There has been much written about the responsibility and authority of the Pilot In Command (PIC) when it comes to in-flight decision-making. It’s been said and repeated so many times that it has become almost a cliché. The Pilot In Command is, of course, the final authority as to the operation of the aircraft, and may deviate from any rule in an emergency in order to ensure the safe outcome of his or her flight.
In aviation textbooks and papers written on the subject of Aeronautical Decision Making and Crew Resource Management, there are tables, graphs, and matrixes to help create a decision-making process which will guide the pilot and produce a safe, efficient and satisfactory response to emergency and abnormal situations. In this ideal and objective world, the pilot simply inputs the data into the top of the decision tree, and the matrix spits out the proper solution, which the pilot then executes and evaluates.
That being said, there is another factor at play when things go slightly sideways with an airplane’s systems or another abnormal situation occurs: the social factor. “What will they think of me and my actions?”

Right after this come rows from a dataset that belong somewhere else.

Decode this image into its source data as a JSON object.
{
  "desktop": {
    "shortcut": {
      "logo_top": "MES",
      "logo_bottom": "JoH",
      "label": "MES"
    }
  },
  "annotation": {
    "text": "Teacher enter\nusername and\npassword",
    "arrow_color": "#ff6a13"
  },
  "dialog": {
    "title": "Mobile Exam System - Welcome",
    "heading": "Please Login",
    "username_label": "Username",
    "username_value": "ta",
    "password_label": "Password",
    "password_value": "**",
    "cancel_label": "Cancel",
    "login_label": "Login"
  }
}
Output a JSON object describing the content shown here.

With this in mind, I am reminded of a flight a few months ago, into a busy Chicago airport. It was a beautiful day, with light winds and a high scattered layer, exposing glimpses of the clear blue sky above. While there seemed to be no actual bluebirds, one could almost hear them singing. Anyway, as we made ready to land on the southbound runway, still with Approach control, I heard a slightly cautious voice chime in on frequency “Chicago Approach, Piper 42 Foxtrot?” (I can’t remember the actual tail number, but let’s go with it). “42 Fox, Chicago. Go ahead”. “42 Foxtrot, student pilot on a solo cross-country. I’m about 15 miles Northwest and I’m considering returning to land.” “42 Fox, you’re considering returning to land, or you are returning to land?” “42 Foxtrot, I just have some light on the annunciator panel which I have not seen before, and I’m not sure if I should continue…”
At this point, much to my chagrin, we were switched over to Tower, diverting my attention from the story unfolding on Approach frequency. Having plenty of experience in the student pilot’s airplane from my flight training days, I was thinking that I might be able to render assistance in troubleshooting and resolving whatever systems problem or indication may be occurring. However, as we switched to Tower I reminded myself that complicating matters with my input would probably just confound the pilot’s decision-making process, and that she would decide what to do based on her training.

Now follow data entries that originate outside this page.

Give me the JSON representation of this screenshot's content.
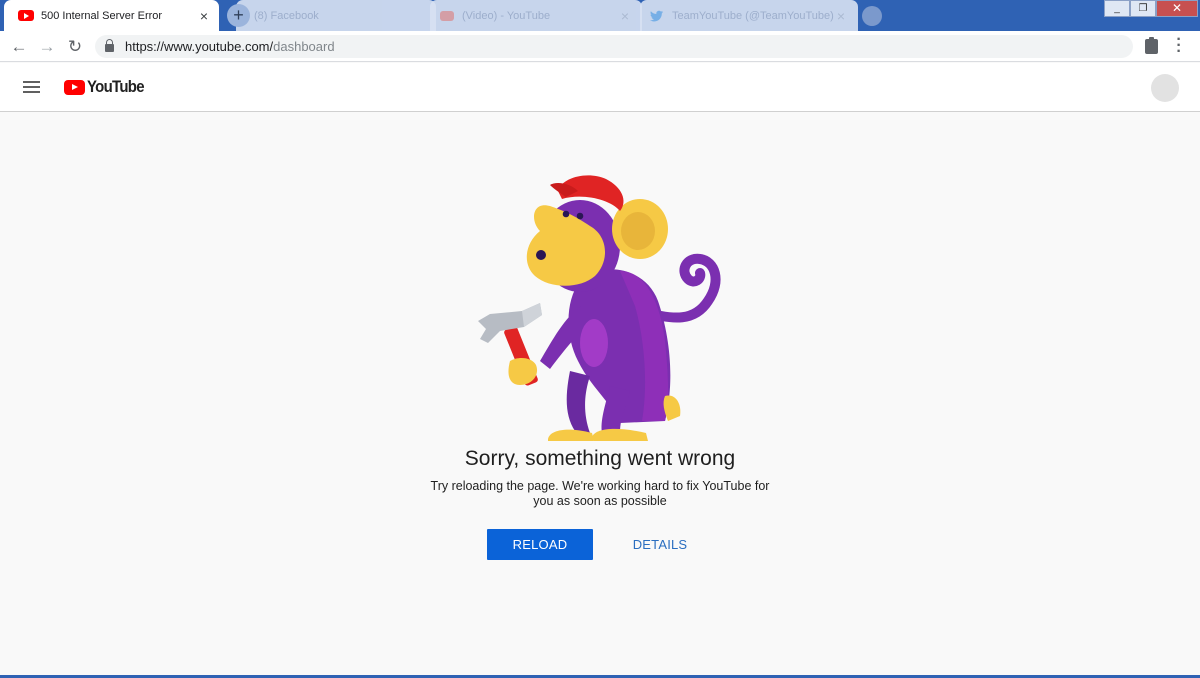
{
  "browser": {
    "tabs": [
      {
        "title": "500 Internal Server Error",
        "active": true,
        "icon": "youtube-favicon"
      },
      {
        "title": "(8) Facebook",
        "active": false,
        "icon": "generic-favicon"
      },
      {
        "title": "(Video) - YouTube",
        "active": false,
        "icon": "youtube-favicon"
      },
      {
        "title": "TeamYouTube (@TeamYouTube) /",
        "active": false,
        "icon": "twitter-favicon"
      }
    ],
    "new_tab_label": "+",
    "tab_close_glyph": "×",
    "window_controls": {
      "minimize": "_",
      "maximize": "❐",
      "close": "✕"
    },
    "address": {
      "host": "https://www.youtube.com/",
      "path": "dashboard"
    },
    "nav_icons": {
      "back": "←",
      "forward": "→",
      "reload": "↻"
    },
    "menu_glyph": "⋮"
  },
  "masthead": {
    "logo_text": "YouTube",
    "brand_color": "#ff0000"
  },
  "error": {
    "title": "Sorry, something went wrong",
    "message": "Try reloading the page. We're working hard to fix YouTube for you as soon as possible",
    "reload_label": "RELOAD",
    "details_label": "DETAILS",
    "illustration": "monkey-with-hammer"
  },
  "colors": {
    "tabstrip": "#2f62b4",
    "page_bg": "#f9f9f9",
    "primary_button": "#0b63d8",
    "link": "#2a6ec0",
    "monkey_purple": "#7b2fb0",
    "monkey_yellow": "#f6c945",
    "cap_red": "#e02424"
  }
}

As we taxied in, I thought about the social pressures that student pilot must feel, along with the self-doubt and the narrative which might be running through her head as she made the initial callup: “What if this indication isn’t really a problem, and my instructor taught me about it before but I’ve forgotten? He’ll think I’m not fit to fly if I return.” “Should I be able to press on with this indication? The airplane is flying just fine right now. Would a real pilot keep going?” “Does Air Traffic Control think I don’t know what I’m doing?” Outside of the official decision-making matrix, there is a wide expanse of grey area, where social, internal and environmental factors play a role. A subtle web of resistance created by everything from the culture at the flight school (“sure, there are a few things broken on the airplane, but we always make the flights happen”) to the pilot’s own feelings of self-confidence with regard to flying. What if she returns to land after cutting her first solo cross-country flight short and tells her instructor what happened, only to have him turn on the alternator switch that she forgot? The other students might think she’s no good, and the other instructors will think her instructor isn’t teaching her well enough, as evidenced by her poor performance! These are scenarios which could run through any student (or other) pilot’s head when facing a decision which requires doing something a little outside of the norm, like returning for landing shortly after departure.

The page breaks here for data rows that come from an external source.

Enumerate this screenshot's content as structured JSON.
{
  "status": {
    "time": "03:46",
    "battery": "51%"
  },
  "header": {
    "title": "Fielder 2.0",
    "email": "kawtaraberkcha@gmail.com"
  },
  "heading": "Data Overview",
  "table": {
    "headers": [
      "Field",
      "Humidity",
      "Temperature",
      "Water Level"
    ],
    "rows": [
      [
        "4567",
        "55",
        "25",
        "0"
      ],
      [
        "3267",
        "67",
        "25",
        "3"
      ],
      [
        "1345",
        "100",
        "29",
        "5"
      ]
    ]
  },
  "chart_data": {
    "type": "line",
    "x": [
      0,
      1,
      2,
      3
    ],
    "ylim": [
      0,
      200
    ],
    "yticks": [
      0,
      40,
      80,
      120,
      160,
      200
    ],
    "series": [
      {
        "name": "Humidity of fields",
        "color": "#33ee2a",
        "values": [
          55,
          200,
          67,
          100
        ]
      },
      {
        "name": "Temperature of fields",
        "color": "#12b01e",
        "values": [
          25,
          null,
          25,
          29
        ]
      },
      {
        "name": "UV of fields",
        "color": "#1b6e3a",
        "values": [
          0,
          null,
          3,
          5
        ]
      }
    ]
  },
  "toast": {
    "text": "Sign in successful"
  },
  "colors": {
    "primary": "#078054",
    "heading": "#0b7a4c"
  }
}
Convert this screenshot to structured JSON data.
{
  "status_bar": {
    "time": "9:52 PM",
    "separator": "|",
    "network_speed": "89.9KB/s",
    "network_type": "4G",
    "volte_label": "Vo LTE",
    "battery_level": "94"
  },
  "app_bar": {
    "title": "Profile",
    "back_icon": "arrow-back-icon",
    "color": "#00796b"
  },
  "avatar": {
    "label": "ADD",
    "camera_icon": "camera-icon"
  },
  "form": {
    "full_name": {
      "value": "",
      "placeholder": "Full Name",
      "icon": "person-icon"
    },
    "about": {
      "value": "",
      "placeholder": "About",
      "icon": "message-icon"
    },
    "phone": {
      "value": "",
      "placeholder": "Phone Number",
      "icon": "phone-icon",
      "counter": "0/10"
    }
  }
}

While experienced pilots might have more practice in breaking through this web, how would our fresh student pilot handle it? These factors affect all pilots to some degree, and the student pilot might be more vulnerable to these pressures than others.
With these thoughts in mind, we deplaned our passengers, unloaded the baggage, paid our ramp fee and prepared to depart once again. As we prepared to taxi out, I saw a green Piper trainer land on the runway in use; it looked like a greaser. When the pilot called for taxi on Ground Control frequency, I recognized the voice of the student pilot from before. She calmly requested to taxi to the flight school. Not being able to help myself any longer, I keyed up on Ground and said (as though my input were requested or required) “42 Fox, sounds like you made a good decision to return.” “Thank you”, replied the student, sounding relieved to have some backup, if only from a stranger on the radio.
So what, in fact, was the indication which caused our student pilot adventurer to return for landing? Was it a true safety issue? A pilot oversight? Indication error? I never found out, but it actually does not matter. The decision was made by the pilot to return for landing; this resulted in a safe outcome. In the face of all the pressures, real or perceived, external or internal, this student pilot had pushed through these factors and finally keyed the mic to make sure that she would reach the desired outcome.
As happens occasionally, we could all learn from this student pilot and the example of her decision. While it seems simple when looking in from the outside, in the real world, these decisions are usually not cut-and-dried like in the textbooks. Our challenge is to make each decision less like a writing exercise, and more like math, removing or at least ignoring the subjective narratives to see more clearly the path forward.
Sometimes simpler is better.